##### The records #####
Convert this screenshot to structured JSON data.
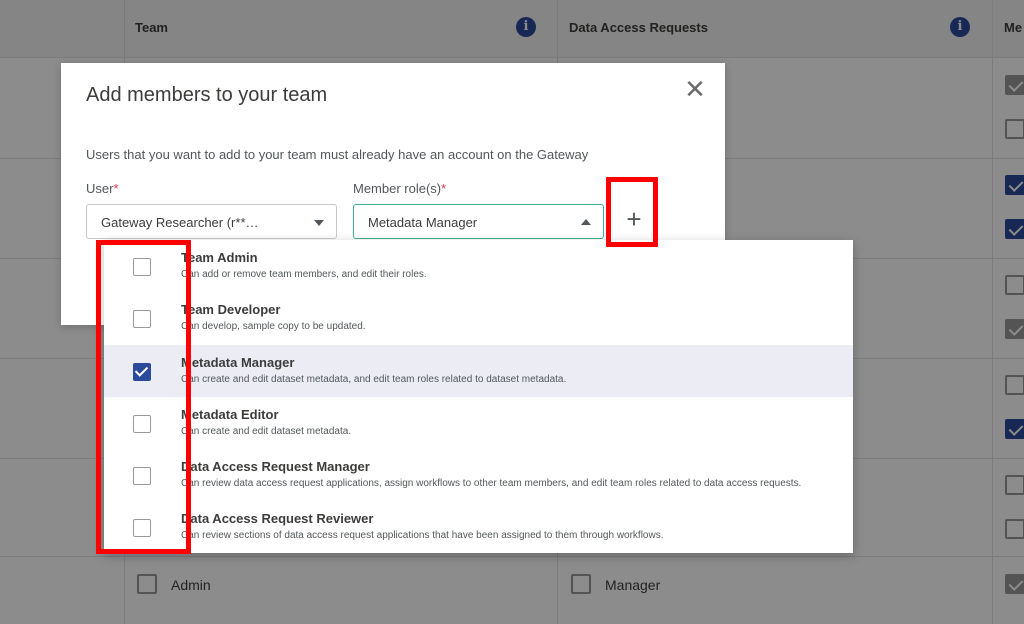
{
  "background": {
    "columns": [
      {
        "title": "Team"
      },
      {
        "title": "Data Access Requests"
      },
      {
        "title": "Me"
      }
    ],
    "bottom_row": {
      "team_label": "Admin",
      "dar_label": "Manager"
    }
  },
  "modal": {
    "title": "Add members to your team",
    "description": "Users that you want to add to your team must already have an account on the Gateway",
    "user_label": "User",
    "user_value": "Gateway Researcher (r**…",
    "role_label": "Member role(s)",
    "role_value": "Metadata Manager",
    "required_mark": "*",
    "close_icon": "close-icon",
    "add_icon": "plus-icon"
  },
  "dropdown": {
    "options": [
      {
        "title": "Team Admin",
        "description": "Can add or remove team members, and edit their roles.",
        "checked": false
      },
      {
        "title": "Team Developer",
        "description": "Can develop, sample copy to be updated.",
        "checked": false
      },
      {
        "title": "Metadata Manager",
        "description": "Can create and edit dataset metadata, and edit team roles related to dataset metadata.",
        "checked": true
      },
      {
        "title": "Metadata Editor",
        "description": "Can create and edit dataset metadata.",
        "checked": false
      },
      {
        "title": "Data Access Request Manager",
        "description": "Can review data access request applications, assign workflows to other team members, and edit team roles related to data access requests.",
        "checked": false
      },
      {
        "title": "Data Access Request Reviewer",
        "description": "Can review sections of data access request applications that have been assigned to them through workflows.",
        "checked": false
      }
    ]
  },
  "colors": {
    "accent": "#2c4a9a",
    "annotation": "#ff0000",
    "focus_border": "#3db28c"
  }
}
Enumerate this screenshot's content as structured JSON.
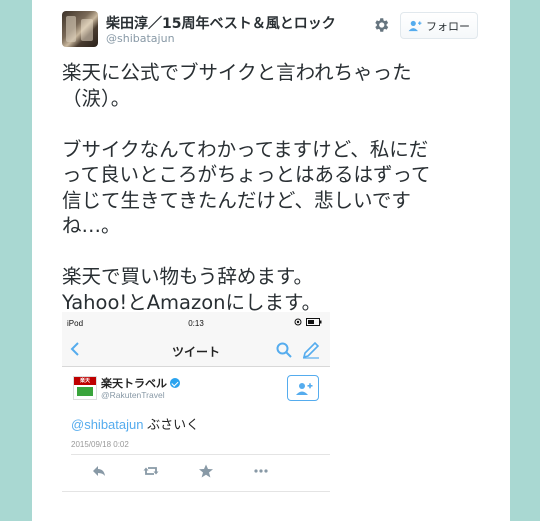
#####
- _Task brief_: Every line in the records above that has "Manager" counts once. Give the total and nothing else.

- _Solution below_: 4